Antagonizing deactivating cytokines to enhance host defense and chemotherapy in experimental visceral leishmaniasis
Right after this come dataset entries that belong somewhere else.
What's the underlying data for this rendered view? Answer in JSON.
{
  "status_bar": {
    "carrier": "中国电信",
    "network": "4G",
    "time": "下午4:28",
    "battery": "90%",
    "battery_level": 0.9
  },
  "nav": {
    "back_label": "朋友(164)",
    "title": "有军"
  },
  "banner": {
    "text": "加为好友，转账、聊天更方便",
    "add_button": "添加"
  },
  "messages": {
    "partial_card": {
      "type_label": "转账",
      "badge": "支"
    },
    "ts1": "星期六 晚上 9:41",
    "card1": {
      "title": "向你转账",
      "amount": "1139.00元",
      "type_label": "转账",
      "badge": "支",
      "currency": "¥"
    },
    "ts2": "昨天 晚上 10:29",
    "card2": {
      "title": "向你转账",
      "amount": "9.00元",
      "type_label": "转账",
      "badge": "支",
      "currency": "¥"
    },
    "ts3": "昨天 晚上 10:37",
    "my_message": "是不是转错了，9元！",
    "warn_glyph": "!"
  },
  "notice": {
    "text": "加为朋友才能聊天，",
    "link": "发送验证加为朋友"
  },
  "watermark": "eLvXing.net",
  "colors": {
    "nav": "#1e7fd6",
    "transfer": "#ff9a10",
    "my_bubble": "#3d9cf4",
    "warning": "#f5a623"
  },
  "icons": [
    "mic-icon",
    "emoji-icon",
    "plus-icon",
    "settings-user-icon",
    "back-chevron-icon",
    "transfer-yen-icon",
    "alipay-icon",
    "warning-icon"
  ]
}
In experimental visceral leishmaniasis, inhibition of interleukin 10 (IL-10) signaling enhances Th1-cell-associated responses, promoting gamma interferon (IFN-gamma) secretion, granuloma assembly, macrophage activation with substantial liver parasite killing, and synergy with pentavalent antimony (Sb) chemotherapy. To determine if inhibiting other suppressive cytokines has similar therapeutic potential, Leishmania donovani-infected BALB/c mice were injected with anti-IL-4 monoclonal antibody or receptor fusion antagonists of IL-13 or transforming growth factor beta (TGF-beta). Targeting IL-13 or TGF-beta enabled inhibition of L. donovani replication but little parasite killing; anti-IL-4 had no effect. None of the three antagonists promoted IFN-gamma production, granuloma maturation, or Sb efficacy. Excess IL-13 and TGF-beta exacerbated liver infection; however, effects were transient. Among IL-10, IL-4, IL-13, and TGF-beta, cytokines capable of disabling Th1-cell mechanisms (including those which support chemotherapy), IL-10 appears to be the appropriate target for therapeutic inhibition in visceral L. donovani infection.